Langella, a brilliant actor whose work on Broadway overshadows any number of fine screen performances, (Good Night and Good Luck, Starting Out in the Evening) and scores of appearances on television, doesn’t look a great deal like Nixon, but he portrays the former president with an instantly recognizable reptilian preference for lightening strikes from the shadows when dealing with opponents. More importantly, the taxpayers provided him with an extensive staff to assist in putting sufficient spin on the more reprehensible aspects of his record while also providing an appreciative audience for his trademark, self-pitying rants .
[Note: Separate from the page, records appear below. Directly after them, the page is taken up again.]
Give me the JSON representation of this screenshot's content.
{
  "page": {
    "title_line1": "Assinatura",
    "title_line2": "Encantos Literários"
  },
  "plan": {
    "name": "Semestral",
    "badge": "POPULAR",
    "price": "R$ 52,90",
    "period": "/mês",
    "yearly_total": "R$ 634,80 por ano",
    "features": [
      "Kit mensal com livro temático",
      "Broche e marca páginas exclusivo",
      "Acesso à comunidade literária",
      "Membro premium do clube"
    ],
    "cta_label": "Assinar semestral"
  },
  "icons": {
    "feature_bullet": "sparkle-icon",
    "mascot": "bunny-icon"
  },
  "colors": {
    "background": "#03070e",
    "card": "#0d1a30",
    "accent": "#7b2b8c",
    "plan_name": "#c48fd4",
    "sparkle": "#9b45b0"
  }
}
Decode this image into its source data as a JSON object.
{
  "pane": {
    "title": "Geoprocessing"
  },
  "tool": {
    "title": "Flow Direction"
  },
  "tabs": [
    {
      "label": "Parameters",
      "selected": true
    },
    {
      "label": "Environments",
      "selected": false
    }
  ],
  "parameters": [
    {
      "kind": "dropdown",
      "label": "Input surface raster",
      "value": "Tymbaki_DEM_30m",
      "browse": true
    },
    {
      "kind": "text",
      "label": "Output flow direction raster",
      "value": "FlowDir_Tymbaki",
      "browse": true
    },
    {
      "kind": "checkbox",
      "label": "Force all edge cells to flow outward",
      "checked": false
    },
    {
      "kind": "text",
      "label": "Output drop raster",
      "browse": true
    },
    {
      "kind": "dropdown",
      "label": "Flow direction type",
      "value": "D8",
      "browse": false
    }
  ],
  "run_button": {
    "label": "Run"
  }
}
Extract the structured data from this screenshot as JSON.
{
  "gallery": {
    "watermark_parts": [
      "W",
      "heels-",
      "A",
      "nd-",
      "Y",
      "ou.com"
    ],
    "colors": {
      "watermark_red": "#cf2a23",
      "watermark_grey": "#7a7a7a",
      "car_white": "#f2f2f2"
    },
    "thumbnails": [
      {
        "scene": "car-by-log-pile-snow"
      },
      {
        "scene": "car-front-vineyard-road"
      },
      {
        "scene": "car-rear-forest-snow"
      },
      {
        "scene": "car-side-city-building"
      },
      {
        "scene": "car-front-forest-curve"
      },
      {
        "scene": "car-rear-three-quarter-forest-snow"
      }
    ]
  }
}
As the taping of the 4-part interviews begins in a borrowed home close to Nixon’s seaside retreat, it appears that the audience is about to witness the human version of a battle between snake and mongoose…with the former the odds-on favorite to emerge victorious. With the immediacy that can only be achieved in a live performance on stage, these same actors must have electrified audiences night after night; under Howard’s direction, their performances serve to inform rather than astound.
Despite the script’s constant references to the historic importance of the interviews and the director’s efforts to stress the “do or die” risks that Frost took financially in producing them, Frost/Nixon reflects perfectly Howard’s limits as a director; there’s certainly professional competence here, good story-telling skills, handsome, presentable images and polished production values…but no real vision. This is a craftsman at work, not an artist. That’s not to fault the result, which succeeds as entertainment even as it makes a cinematic mountain out of an historical molehill; the interviews were successful when they were initially presented, but Nixon delivered no final verdict on his presidency in them and the film’s attempt to suggest that Frost coaxed a confession of previously hidden guilt out of our 37th president just doesn’t square with reality. But Frost did succeed in getting under Nixon’s skin in a manner few others have been able to accomplish and the conniving zest which Langella and Sheen bring to their respective antagonists makes for a lively if predictable verbal contest. Great art it ain’t…but Tricky Dick doesn’t deserve that kind of tribute anyway.
The verdict? Hollywood’s version of history at its box-office savviest.Jake's Takes comments powered by Disqus